Website and app data records:
····················
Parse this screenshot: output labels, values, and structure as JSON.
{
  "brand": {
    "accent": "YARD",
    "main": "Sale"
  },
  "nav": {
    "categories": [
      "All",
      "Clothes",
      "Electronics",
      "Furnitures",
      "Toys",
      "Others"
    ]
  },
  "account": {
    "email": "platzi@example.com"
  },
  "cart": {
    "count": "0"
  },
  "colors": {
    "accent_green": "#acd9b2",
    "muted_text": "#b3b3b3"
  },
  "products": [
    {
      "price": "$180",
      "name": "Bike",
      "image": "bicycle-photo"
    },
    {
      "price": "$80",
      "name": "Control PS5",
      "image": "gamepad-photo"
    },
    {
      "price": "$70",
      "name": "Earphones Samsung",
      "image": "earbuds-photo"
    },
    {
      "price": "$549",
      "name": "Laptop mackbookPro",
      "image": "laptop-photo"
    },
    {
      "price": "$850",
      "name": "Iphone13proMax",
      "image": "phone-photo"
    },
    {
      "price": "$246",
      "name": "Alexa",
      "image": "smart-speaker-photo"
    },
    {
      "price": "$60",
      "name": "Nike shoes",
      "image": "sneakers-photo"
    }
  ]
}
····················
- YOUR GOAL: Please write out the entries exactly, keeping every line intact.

- RESPONSE AREA:
Parse this screenshot: output labels, values, and structure as JSON.
{
  "brand": {
    "accent": "YARD",
    "main": "Sale"
  },
  "nav": {
    "categories": [
      "All",
      "Clothes",
      "Electronics",
      "Furnitures",
      "Toys",
      "Others"
    ]
  },
  "account": {
    "email": "platzi@example.com"
  },
  "cart": {
    "count": "0"
  },
  "colors": {
    "accent_green": "#acd9b2",
    "muted_text": "#b3b3b3"
  },
  "products": [
    {
      "price": "$180",
      "name": "Bike",
      "image": "bicycle-photo"
    },
    {
      "price": "$80",
      "name": "Control PS5",
      "image": "gamepad-photo"
    },
    {
      "price": "$70",
      "name": "Earphones Samsung",
      "image": "earbuds-photo"
    },
    {
      "price": "$549",
      "name": "Laptop mackbookPro",
      "image": "laptop-photo"
    },
    {
      "price": "$850",
      "name": "Iphone13proMax",
      "image": "phone-photo"
    },
    {
      "price": "$246",
      "name": "Alexa",
      "image": "smart-speaker-photo"
    },
    {
      "price": "$60",
      "name": "Nike shoes",
      "image": "sneakers-photo"
    }
  ]
}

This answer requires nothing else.